• [Listed records]:
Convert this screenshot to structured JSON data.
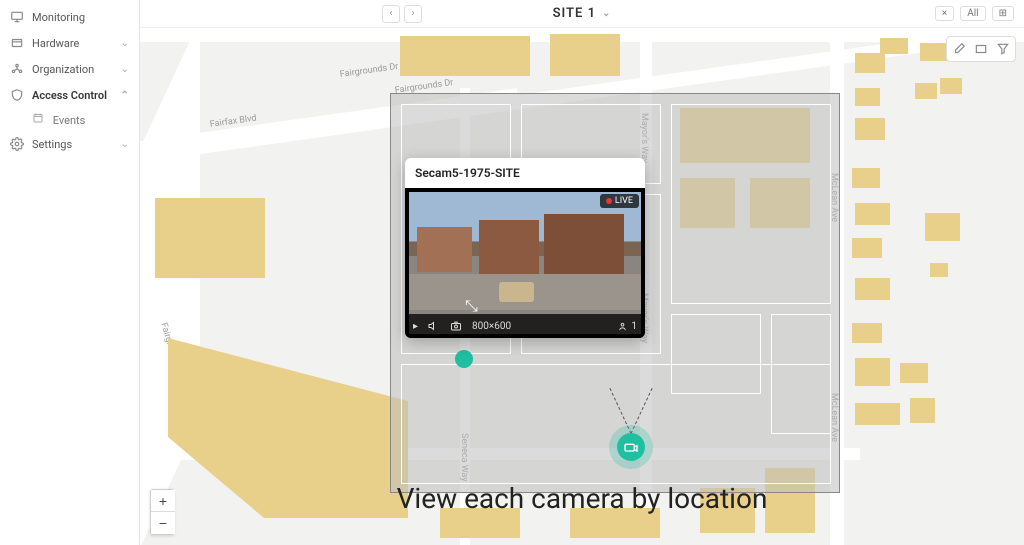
{
  "sidebar": {
    "items": [
      {
        "label": "Monitoring",
        "icon": "monitor",
        "expandable": false
      },
      {
        "label": "Hardware",
        "icon": "hardware",
        "expandable": true
      },
      {
        "label": "Organization",
        "icon": "org",
        "expandable": true
      },
      {
        "label": "Access Control",
        "icon": "shield",
        "expandable": true,
        "expanded": true,
        "children": [
          {
            "label": "Events",
            "icon": "calendar"
          }
        ]
      },
      {
        "label": "Settings",
        "icon": "gear",
        "expandable": true
      }
    ]
  },
  "topbar": {
    "site_label": "SITE 1",
    "filter_all": "All",
    "close_tip": "×"
  },
  "camera_popup": {
    "title": "Secam5-1975-SITE",
    "live_badge": "LIVE",
    "resolution": "800×600",
    "people_count": "1"
  },
  "map": {
    "streets": {
      "fairfax_blvd": "Fairfax Blvd",
      "fairgrounds_dr": "Fairgrounds Dr",
      "mayors_way": "Mayor's Way",
      "mclean_ave": "McLean Ave",
      "seneca_way": "Seneca Way"
    }
  },
  "caption": "View each camera by location",
  "zoom": {
    "in": "+",
    "out": "−"
  },
  "colors": {
    "building": "#e8d08b",
    "accent": "#1fbfa0",
    "road": "#ffffff",
    "map_bg": "#f2f2f0"
  }
}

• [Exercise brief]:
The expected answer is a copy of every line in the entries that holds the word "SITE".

• [Output below]:
    "site_label": "SITE 1",
    "title": "Secam5-1975-SITE",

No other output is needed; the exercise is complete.